_Stored data_
════════════════

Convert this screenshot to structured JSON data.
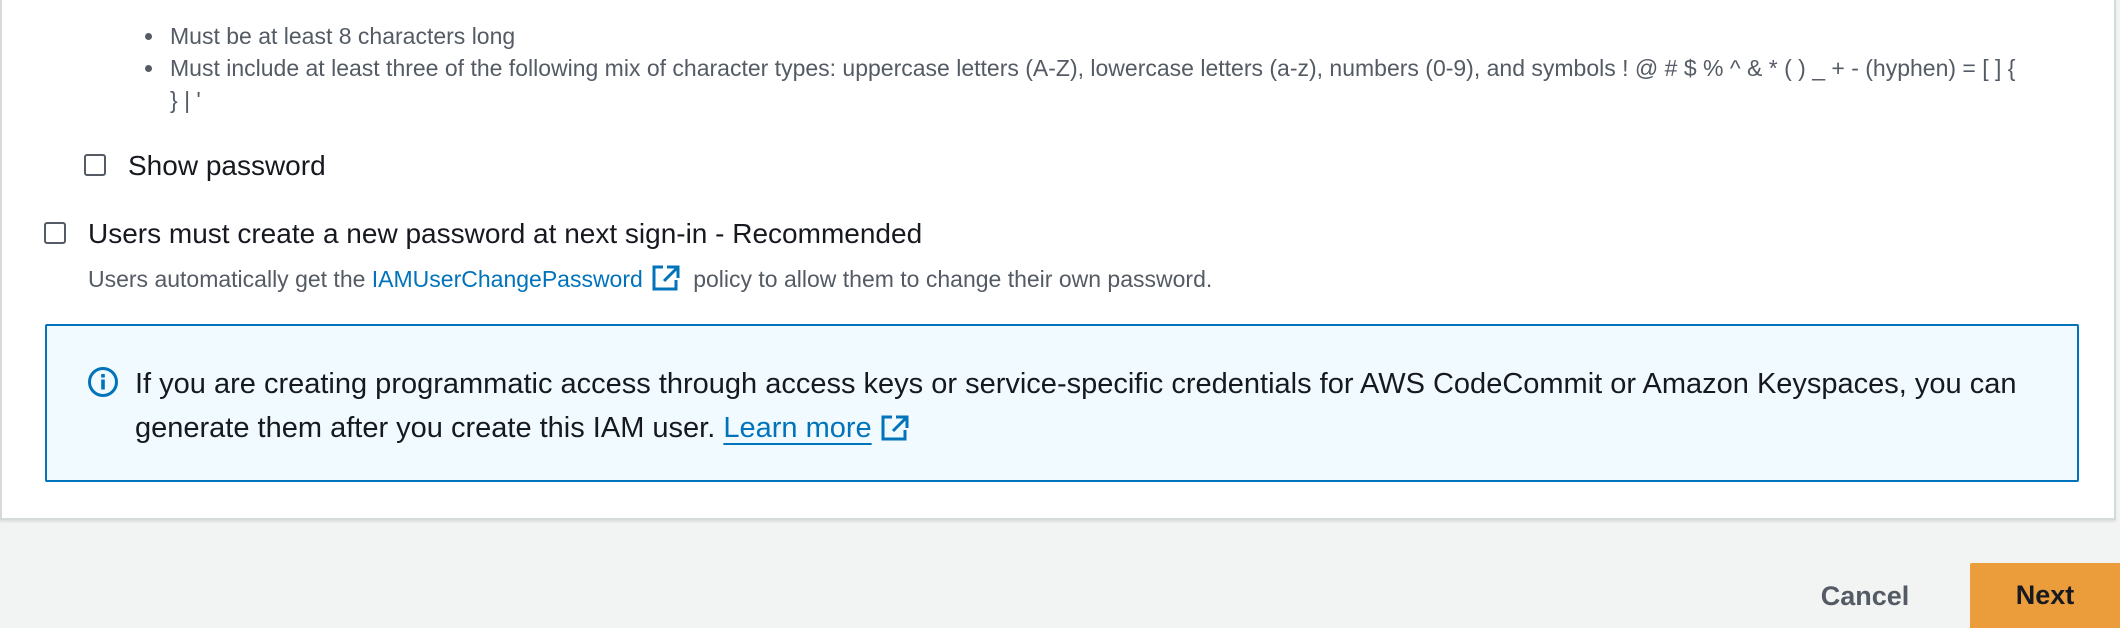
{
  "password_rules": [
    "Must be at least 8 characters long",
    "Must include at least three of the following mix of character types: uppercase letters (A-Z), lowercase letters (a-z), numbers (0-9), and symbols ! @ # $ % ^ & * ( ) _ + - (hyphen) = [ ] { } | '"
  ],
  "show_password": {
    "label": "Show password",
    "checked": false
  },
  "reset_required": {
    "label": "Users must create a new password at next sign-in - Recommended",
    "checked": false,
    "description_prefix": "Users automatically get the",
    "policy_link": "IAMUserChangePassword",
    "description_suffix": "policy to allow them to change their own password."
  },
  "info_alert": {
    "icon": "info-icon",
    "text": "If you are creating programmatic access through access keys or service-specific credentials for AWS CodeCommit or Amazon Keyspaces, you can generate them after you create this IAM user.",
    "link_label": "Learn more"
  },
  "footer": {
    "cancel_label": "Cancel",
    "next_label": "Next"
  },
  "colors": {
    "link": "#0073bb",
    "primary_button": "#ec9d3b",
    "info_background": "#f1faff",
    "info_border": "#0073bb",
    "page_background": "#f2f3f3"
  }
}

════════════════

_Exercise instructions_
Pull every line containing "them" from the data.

_Exercise response_
    "description_suffix": "policy to allow them to change their own password."
    "text": "If you are creating programmatic access through access keys or service-specific credentials for AWS CodeCommit or Amazon Keyspaces, you can generate them after you create this IAM user.",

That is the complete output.